My grad school prided itself on its global Christian impact; yet the church history I learned there was a largely Western story. Certainly there was an acknowledgement that Christendom’s origins weren’t in the West, and the church in Africa and Asia; yet more time and energy was spent unearthing the European story as the dominant narrative running through Christian history. This made a certain amount of sense. It was a school in the West and the West has pride of place in medieval and modern Christianity; however there was a richer story than the one I was, in large part, told.
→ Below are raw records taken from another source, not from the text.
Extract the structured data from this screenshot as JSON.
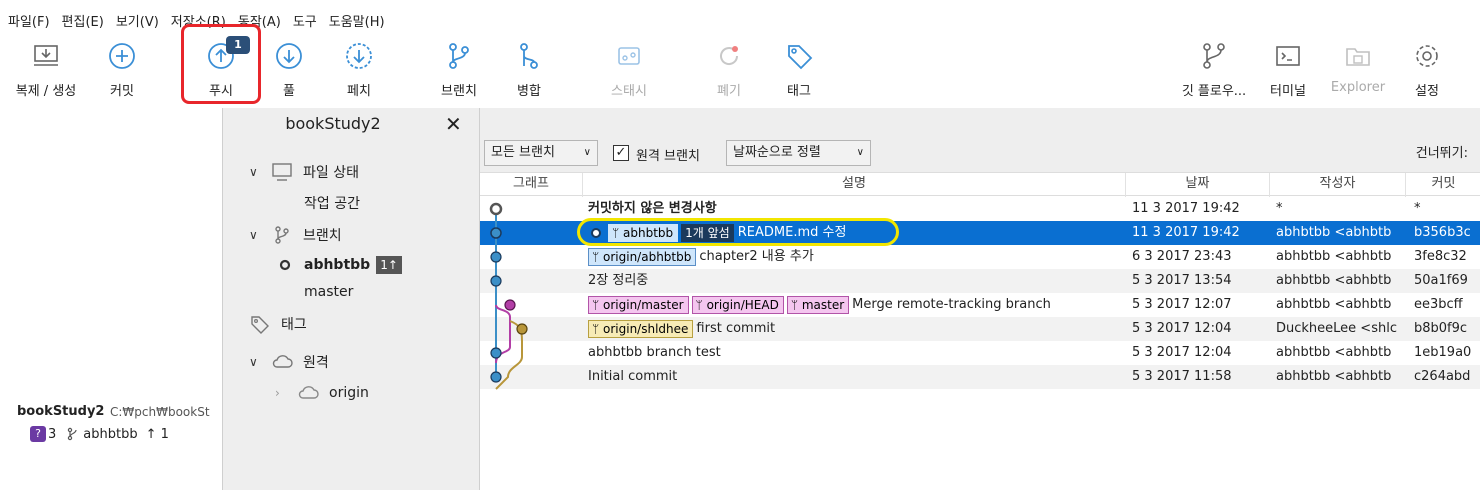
{
  "menu": [
    "파일(F)",
    "편집(E)",
    "보기(V)",
    "저장소(R)",
    "동작(A)",
    "도구",
    "도움말(H)"
  ],
  "toolbar": {
    "clone": "복제 / 생성",
    "commit": "커밋",
    "push": "푸시",
    "push_badge": "1",
    "pull": "풀",
    "fetch": "페치",
    "branch": "브랜치",
    "merge": "병합",
    "stash": "스태시",
    "discard": "폐기",
    "tag": "태그",
    "gitflow": "깃 플로우...",
    "terminal": "터미널",
    "explorer": "Explorer",
    "settings": "설정"
  },
  "left": {
    "project_name": "bookStudy2",
    "project_path": "C:₩pch₩bookSt",
    "changes_count": "3",
    "branch": "abhbtbb",
    "ahead": "↑ 1"
  },
  "sidebar": {
    "title": "bookStudy2",
    "file_status": "파일 상태",
    "working_copy": "작업 공간",
    "branches": "브랜치",
    "current_branch": "abhbtbb",
    "current_branch_badge": "1↑",
    "master": "master",
    "tags": "태그",
    "remotes": "원격",
    "origin": "origin"
  },
  "filters": {
    "branches": "모든 브랜치",
    "remote_label": "원격 브랜치",
    "remote_checked": true,
    "sort": "날짜순으로 정렬",
    "skip": "건너뛰기:"
  },
  "columns": {
    "graph": "그래프",
    "description": "설명",
    "date": "날짜",
    "author": "작성자",
    "commit": "커밋"
  },
  "commits": [
    {
      "desc": "커밋하지 않은 변경사항",
      "date": "11 3 2017 19:42",
      "author": "*",
      "hash": "*"
    },
    {
      "ref_current": "abhbtbb",
      "ahead": "1개 앞섬",
      "desc": "README.md 수정",
      "date": "11 3 2017 19:42",
      "author": "abhbtbb <abhbtb",
      "hash": "b356b3c"
    },
    {
      "ref1": "origin/abhbtbb",
      "desc": "chapter2 내용 추가",
      "date": "6 3 2017 23:43",
      "author": "abhbtbb <abhbtb",
      "hash": "3fe8c32"
    },
    {
      "desc": "2장 정리중",
      "date": "5 3 2017 13:54",
      "author": "abhbtbb <abhbtb",
      "hash": "50a1f69"
    },
    {
      "ref1": "origin/master",
      "ref2": "origin/HEAD",
      "ref3": "master",
      "desc": "Merge remote-tracking branch",
      "date": "5 3 2017 12:07",
      "author": "abhbtbb <abhbtb",
      "hash": "ee3bcff"
    },
    {
      "ref1": "origin/shldhee",
      "desc": "first commit",
      "date": "5 3 2017 12:04",
      "author": "DuckheeLee <shlc",
      "hash": "b8b0f9c"
    },
    {
      "desc": "abhbtbb branch test",
      "date": "5 3 2017 12:04",
      "author": "abhbtbb <abhbtb",
      "hash": "1eb19a0"
    },
    {
      "desc": "Initial commit",
      "date": "5 3 2017 11:58",
      "author": "abhbtbb <abhbtb",
      "hash": "c264abd"
    }
  ],
  "colors": {
    "selection": "#0a6fd1",
    "push_highlight": "#e8262b",
    "graph_blue": "#3b8fc7",
    "graph_pink": "#b23ea6",
    "graph_gold": "#b8963a"
  }
}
In Introduction to World Christian History, Derek Cooper explores the global development ‘across time and continents.’ Cooper is the associate professor of world Christian history at Biblical Theological Seminary in Hatfield, Pennsylvania. As such, he is used to introducing students to the diversity of the world Christian movement. For this book, he utilizes the United Nations Geo-scheme for Nations as a template for exploring Christian history in three periods: the first to the seventh , the eighth to the fourteenth, and the fifteenth to the twentieth centuries. These division departs between the seventh and eighth centuries in his periods, de-centers the European story. Traditional church history treats the conversion of Constantine and the first Council (both fourth century) as a “watershed moment” in the Christian story (16). However Cooper observes these events may be overstated in global importance, particularly when you consider that the church was never coterminous with the Roman empire and the “councils never represented the whole church” (16-17).
In part one, Cooper explores Christianity in the first to seventh centuries. He begins, in chapter one, with Asia as the birthplace and cradle of the Christian faith, describing the growth of the Christian movement in western Asia (i.e. president day Saudi Arabia and Turkey), central Asia (India and China) and Southern Asia (Iran). Chapter two describes the deep roots of the African church (Northern Africa like Alexandria, Algeria and Tunisia, and the Eastern African church of Ethiopia. Chapter three examines the European story (in Eastern, Southern, Northern and Western Europe). In the early part of the Christian story Asian and African Christianity loom large.
Part two examines again the regions of Asia, Africa and Europe, this time from the eighth to the fourteenth centuries. While Asian and African Christians were dominant in earlier times, this was a difficult period for both of them (i.e. the spread of Islam and other faiths, the Crusades, isolation of Asian Christian communities). Cooper writes, “Although it is not accurate to state that Christianity died in Asia at this time, it certainly diminished—and fairly rapidly and extensively so” (87). This is true of Africa as well. African Christians suffered severe persecution with the spread of Islam. In some areas the Christian faith was stamped out though a Christian witness remained in both Asia and Africa, though a chastened one. It is in this era the European story becomes the dominant narrative of Christian history (chapter six).
Part three describes Christianity from the Fifteenth to the Twenty-First Centuries. In this period global diversity explodes in the Christian movement. Cooper lays aside his tripartite division of Asia, Africa and Europe, adding region and scope. He begins with Europe (chapter seven) and traces the growth of global Christianity through evangelization. He devotes a chapter each to Christianity in Latin America, Northern America, Oceania (Australia and New Zealand, Micronesia, Melanesia, and Polynesia), Africa and Asia.
This is a short book. about 250 pages for all of Christian history. As the title suggests this is an introduction to World Christian history, not the definitive word. By necessity Cooper gives us a bird’s-eye-view of Christianity than a detailed analysis of every region; nevertheless he does give us a more robust sense of the global Christian movement through the ages. Theologians like Thomas Oden and historians like Phillip Jenkins have noted that the center of Christianity has shifted, in recent history, east and south. This is true, and Cooper would concur. However his ‘at-a-glance’ romp through church history reveals that the global character of Christianity is not a recent phenomenon, but one of its persistent features.
This would be a good supplementary text for a Church history class, though it is an accessible read for anyone interested in Christian history. As a student, I would have used this book as a jumping-off-point for deeper research. Cooper uses contemporary names for regions and countries throughout makes this approachable for the non-scholar and ordinary reader. I give this four stars.
Note I received this book from IVP Academic in exchange for my honest review.